**DIRECTIONS FOR THIS TASK**
For each line below that holds "fijos", return the line as it stands.
=== PROVIDED DATA ===
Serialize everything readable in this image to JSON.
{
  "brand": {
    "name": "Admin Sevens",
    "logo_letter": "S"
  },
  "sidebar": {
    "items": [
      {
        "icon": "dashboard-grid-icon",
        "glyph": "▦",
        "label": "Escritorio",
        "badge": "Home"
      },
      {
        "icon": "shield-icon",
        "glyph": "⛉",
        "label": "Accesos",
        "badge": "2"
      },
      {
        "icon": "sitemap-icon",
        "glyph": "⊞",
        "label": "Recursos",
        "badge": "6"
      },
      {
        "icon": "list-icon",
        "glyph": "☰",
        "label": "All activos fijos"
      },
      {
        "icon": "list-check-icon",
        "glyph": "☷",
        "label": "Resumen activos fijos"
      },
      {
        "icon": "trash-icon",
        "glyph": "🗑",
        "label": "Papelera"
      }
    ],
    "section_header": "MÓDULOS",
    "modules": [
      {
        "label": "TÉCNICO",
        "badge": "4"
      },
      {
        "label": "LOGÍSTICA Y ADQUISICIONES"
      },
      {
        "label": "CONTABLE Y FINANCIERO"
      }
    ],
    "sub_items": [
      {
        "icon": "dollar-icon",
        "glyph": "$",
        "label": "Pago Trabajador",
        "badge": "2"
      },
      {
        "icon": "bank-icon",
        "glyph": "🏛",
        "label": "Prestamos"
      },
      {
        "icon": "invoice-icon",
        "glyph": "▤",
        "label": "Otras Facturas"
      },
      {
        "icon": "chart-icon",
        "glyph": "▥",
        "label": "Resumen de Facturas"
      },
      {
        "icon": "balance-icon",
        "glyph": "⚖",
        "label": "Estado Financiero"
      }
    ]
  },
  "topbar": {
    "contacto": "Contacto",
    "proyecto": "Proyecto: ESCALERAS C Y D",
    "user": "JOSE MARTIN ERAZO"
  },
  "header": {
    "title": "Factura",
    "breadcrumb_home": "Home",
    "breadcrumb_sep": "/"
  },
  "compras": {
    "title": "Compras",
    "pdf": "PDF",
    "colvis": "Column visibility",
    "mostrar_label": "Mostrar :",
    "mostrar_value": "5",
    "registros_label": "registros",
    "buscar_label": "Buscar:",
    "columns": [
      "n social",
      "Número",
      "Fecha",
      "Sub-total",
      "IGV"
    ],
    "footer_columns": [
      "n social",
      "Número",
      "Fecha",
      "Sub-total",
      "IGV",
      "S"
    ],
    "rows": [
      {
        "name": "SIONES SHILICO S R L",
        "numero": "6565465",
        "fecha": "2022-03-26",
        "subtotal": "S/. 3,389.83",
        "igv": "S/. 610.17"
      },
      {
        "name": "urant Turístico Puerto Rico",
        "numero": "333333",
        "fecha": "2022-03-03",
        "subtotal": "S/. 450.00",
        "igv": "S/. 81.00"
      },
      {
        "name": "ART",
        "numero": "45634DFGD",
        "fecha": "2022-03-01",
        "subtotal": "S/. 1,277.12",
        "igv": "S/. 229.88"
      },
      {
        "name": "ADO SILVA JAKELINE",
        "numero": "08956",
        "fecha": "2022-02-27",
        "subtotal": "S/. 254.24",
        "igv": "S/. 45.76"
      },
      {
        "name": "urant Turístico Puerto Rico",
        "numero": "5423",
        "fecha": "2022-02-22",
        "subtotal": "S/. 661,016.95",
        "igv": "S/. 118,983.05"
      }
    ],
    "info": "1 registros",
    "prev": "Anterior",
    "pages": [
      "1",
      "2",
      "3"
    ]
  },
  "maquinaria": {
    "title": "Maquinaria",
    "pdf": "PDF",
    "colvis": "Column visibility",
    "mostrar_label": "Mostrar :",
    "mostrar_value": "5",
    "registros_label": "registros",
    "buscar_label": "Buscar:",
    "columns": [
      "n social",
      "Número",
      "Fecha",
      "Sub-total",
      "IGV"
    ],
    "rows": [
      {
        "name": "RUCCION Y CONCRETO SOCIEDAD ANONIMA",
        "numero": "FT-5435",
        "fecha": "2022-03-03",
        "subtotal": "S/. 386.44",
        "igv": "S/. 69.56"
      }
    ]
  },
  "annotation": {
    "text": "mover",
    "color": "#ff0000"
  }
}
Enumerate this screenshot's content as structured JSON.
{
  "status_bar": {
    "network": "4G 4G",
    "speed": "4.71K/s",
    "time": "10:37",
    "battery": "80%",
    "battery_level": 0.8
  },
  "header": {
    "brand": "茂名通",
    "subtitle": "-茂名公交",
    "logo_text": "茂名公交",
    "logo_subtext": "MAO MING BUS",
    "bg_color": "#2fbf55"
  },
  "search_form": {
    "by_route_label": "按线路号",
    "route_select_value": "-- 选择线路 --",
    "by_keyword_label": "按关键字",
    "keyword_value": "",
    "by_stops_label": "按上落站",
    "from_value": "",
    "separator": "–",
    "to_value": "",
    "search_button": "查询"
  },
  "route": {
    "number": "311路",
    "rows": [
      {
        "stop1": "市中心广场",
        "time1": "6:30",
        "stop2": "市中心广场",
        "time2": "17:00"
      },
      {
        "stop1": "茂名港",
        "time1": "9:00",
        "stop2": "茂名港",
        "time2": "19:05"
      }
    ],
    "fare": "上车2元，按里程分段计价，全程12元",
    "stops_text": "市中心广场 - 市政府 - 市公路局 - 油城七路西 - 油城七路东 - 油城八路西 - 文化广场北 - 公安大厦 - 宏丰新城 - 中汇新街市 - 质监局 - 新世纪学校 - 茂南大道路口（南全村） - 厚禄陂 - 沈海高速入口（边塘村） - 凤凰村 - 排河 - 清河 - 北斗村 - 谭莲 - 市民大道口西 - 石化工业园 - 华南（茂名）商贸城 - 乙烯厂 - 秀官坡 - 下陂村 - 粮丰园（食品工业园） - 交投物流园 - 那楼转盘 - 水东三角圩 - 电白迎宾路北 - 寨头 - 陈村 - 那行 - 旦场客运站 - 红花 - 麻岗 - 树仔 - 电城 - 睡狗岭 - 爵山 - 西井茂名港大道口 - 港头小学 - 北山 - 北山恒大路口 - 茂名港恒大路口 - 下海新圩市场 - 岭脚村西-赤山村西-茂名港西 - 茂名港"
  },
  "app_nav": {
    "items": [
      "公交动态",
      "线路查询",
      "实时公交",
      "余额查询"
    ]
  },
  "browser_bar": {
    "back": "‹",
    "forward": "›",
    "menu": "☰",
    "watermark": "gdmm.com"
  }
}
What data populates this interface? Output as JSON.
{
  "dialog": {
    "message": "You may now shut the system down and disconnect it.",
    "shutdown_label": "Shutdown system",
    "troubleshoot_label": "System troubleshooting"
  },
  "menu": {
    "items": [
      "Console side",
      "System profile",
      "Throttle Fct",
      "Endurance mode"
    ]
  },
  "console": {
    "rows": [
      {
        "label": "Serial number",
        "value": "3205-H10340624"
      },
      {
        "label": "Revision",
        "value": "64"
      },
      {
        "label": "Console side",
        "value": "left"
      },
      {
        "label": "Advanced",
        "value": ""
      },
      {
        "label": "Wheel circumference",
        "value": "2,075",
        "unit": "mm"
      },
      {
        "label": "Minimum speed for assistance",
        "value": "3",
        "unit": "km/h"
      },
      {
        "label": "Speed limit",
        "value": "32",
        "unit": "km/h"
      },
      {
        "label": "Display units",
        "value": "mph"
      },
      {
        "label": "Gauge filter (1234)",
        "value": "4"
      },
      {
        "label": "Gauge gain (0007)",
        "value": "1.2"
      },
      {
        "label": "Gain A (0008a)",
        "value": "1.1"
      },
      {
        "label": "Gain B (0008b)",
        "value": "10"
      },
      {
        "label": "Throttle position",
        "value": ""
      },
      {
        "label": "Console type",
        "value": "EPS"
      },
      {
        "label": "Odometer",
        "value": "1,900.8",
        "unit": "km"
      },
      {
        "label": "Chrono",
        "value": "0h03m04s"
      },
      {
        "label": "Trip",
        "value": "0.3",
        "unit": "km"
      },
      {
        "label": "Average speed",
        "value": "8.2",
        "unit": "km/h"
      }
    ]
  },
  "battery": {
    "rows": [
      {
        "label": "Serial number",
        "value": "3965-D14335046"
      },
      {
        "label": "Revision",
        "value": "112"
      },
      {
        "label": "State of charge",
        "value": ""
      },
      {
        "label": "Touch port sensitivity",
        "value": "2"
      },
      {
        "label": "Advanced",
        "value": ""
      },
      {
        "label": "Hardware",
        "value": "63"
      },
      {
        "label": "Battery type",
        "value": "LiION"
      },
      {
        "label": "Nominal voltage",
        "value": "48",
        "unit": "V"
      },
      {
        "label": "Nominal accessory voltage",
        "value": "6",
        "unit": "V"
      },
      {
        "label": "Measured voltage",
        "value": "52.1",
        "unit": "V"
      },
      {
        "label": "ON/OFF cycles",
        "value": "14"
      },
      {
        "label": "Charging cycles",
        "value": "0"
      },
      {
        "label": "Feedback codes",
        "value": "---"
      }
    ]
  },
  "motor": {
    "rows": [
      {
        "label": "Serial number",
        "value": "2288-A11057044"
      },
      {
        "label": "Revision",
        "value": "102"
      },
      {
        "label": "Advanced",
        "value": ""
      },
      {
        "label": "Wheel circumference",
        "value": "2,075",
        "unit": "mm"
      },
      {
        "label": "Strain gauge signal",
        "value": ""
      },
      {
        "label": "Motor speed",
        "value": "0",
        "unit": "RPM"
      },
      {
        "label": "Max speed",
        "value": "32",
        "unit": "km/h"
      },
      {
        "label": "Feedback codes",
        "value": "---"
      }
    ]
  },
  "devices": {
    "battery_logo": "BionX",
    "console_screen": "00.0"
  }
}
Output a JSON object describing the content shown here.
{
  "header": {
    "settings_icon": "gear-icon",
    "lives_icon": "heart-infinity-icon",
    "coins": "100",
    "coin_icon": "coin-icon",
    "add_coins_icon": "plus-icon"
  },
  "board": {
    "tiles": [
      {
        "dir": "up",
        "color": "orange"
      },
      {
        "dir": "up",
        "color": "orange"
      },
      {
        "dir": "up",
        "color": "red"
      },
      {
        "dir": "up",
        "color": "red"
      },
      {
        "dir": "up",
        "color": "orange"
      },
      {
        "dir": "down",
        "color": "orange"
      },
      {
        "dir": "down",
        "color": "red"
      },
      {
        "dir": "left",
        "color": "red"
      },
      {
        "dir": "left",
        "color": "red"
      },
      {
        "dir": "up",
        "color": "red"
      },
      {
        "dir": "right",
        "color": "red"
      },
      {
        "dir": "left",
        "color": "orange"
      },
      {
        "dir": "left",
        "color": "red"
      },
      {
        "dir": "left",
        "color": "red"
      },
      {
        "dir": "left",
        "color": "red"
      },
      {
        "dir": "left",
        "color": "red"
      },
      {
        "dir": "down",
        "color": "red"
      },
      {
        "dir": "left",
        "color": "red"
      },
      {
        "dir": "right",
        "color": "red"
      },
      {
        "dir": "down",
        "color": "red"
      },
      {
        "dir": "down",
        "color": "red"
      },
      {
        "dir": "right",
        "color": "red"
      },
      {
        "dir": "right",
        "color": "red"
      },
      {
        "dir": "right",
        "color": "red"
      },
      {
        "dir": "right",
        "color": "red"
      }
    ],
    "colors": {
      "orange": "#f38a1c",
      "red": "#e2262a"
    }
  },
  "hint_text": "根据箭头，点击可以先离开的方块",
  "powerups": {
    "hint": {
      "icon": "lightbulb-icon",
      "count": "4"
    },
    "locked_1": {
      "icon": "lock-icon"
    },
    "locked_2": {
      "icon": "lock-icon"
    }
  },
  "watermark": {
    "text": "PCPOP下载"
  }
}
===
**OUTPUT OF THE TASK**
        "label": "All activos fijos"
        "label": "Resumen activos fijos"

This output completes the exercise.